Health officers in 10 counties in the greater Bay Area on Monday emphasized the safety of the three available COVID-19 vaccines in an effort to curb skepticism and encourage residents to get vaccinated.
The health officers in Alameda, Contra Costa, Marin, Napa, San Francisco, San Mateo, Santa Clara, Santa Cruz, Solano and Sonoma counties as well as the city of Berkeley issued the joint statement as vaccine hesitancy has ticked up following the federal approval of the vaccine developed by Johnson & Johnson, which requires just one dose.
The health officers said:
“What we can say with certainty is that all three vaccines provide levels of protection that are comparable to some of the best vaccines we have for other serious infectious diseases for which we routinely vaccinate people.”
Concerns about the Johnson & Johnson vaccine stem from its perceived lack of effectiveness in clinical trials.
In phase three clinical trials, which included some 40,000 participants, the J&J vaccine was roughly 66.1 percent effective at preventing symptoms after four weeks, 85.4 percent effective at blocking severe cases and 100 percent effective at preventing deaths and hospitalizations, according to the company.
The two-dose vaccines developed by Moderna and Pfizer/BioNTech showed slightly higher effectiveness at 95 percent, leading to some concern that the J&J vaccine is undesirable.
The health officers argued, however, that the clinical trial results are not perfect comparisons due to their different trial populations and the different phases of the pandemic in which trials were completed.
The three vaccines have also not been studied head-to-head, the health officials said.
During a media briefing about the J&J vaccine in January, National Institute of Allergy and Infectious Diseases Director Dr. Anthony Fauci said:
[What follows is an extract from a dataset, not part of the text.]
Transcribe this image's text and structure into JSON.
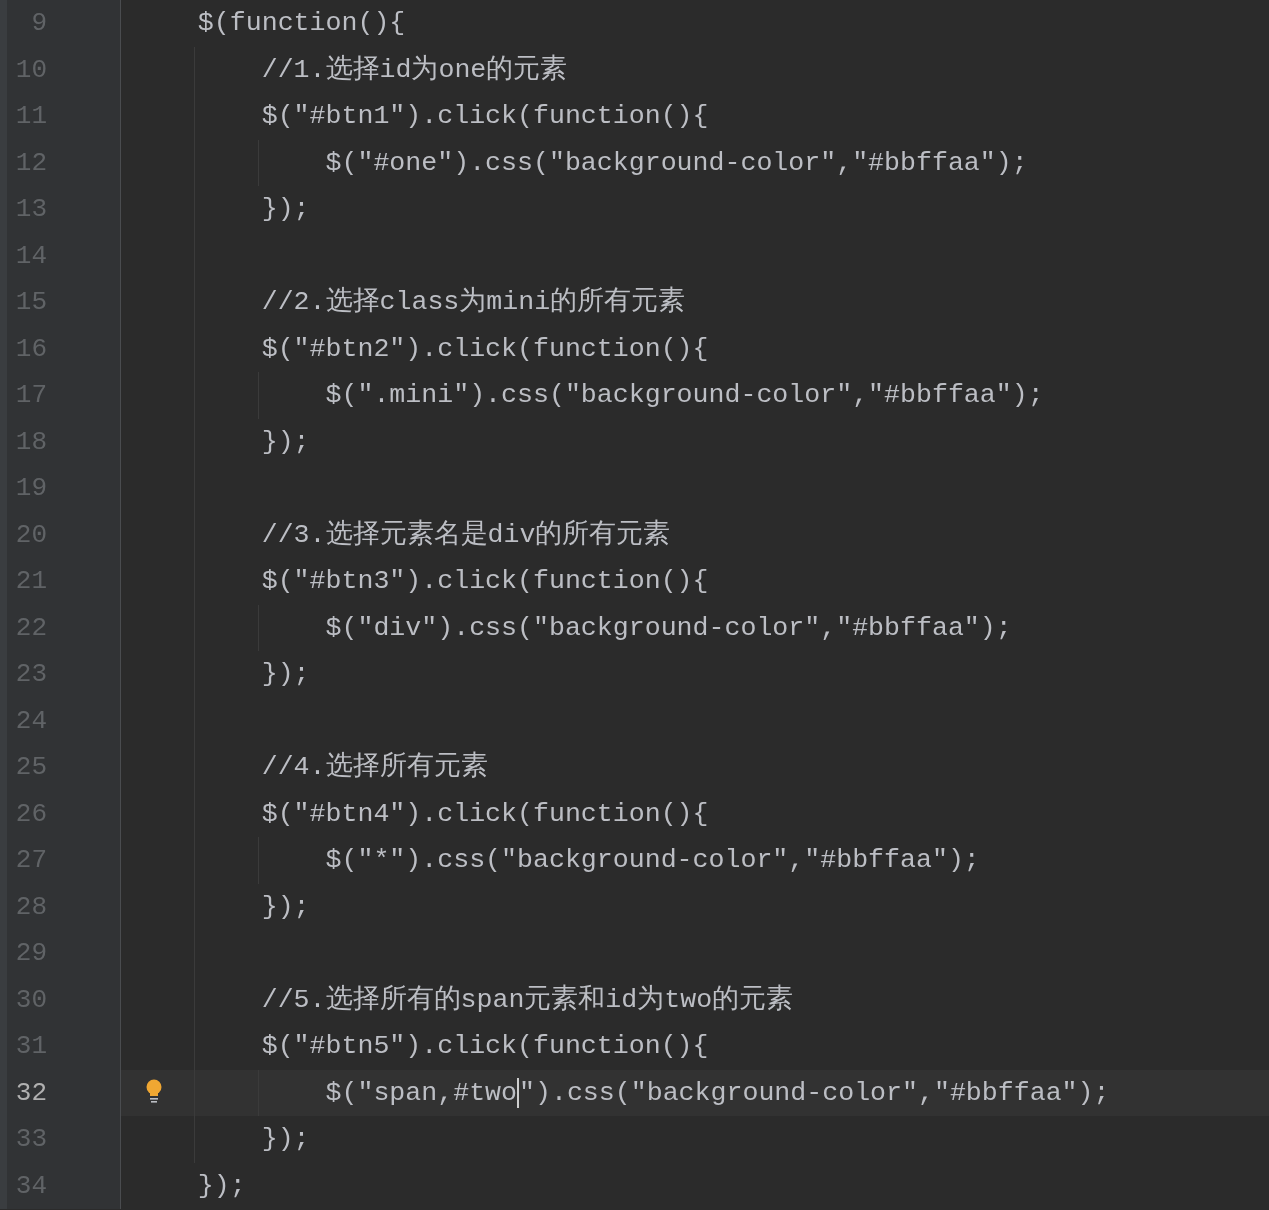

“If this had occurred in the absence of a prior announcement and implementation of 94 and 95 percent efficacy (vaccines), one would have said this was an absolutely spectacular result.”
In addition, the J&J vaccine has several benefits that those from Pfizer and Moderna do not, including much less cumbersome storage requirements and the need for only one dose, eliminating the need to return for a second dose three weeks after the first.
The health officers said:
“With COVID-19 continuing to circulate as we work toward community immunity, our collective medical advice is this: the best vaccine is the one you can get the soonest.”
Residents in each of the 10 counties are encouraged to contact their medical provider or public health department if they have questions about the vaccines.
Residents can visit https://myturn.ca.gov or call (833) 422-4255 to find out if they are eligible for a vaccine or sign up to be notified once it is their turn.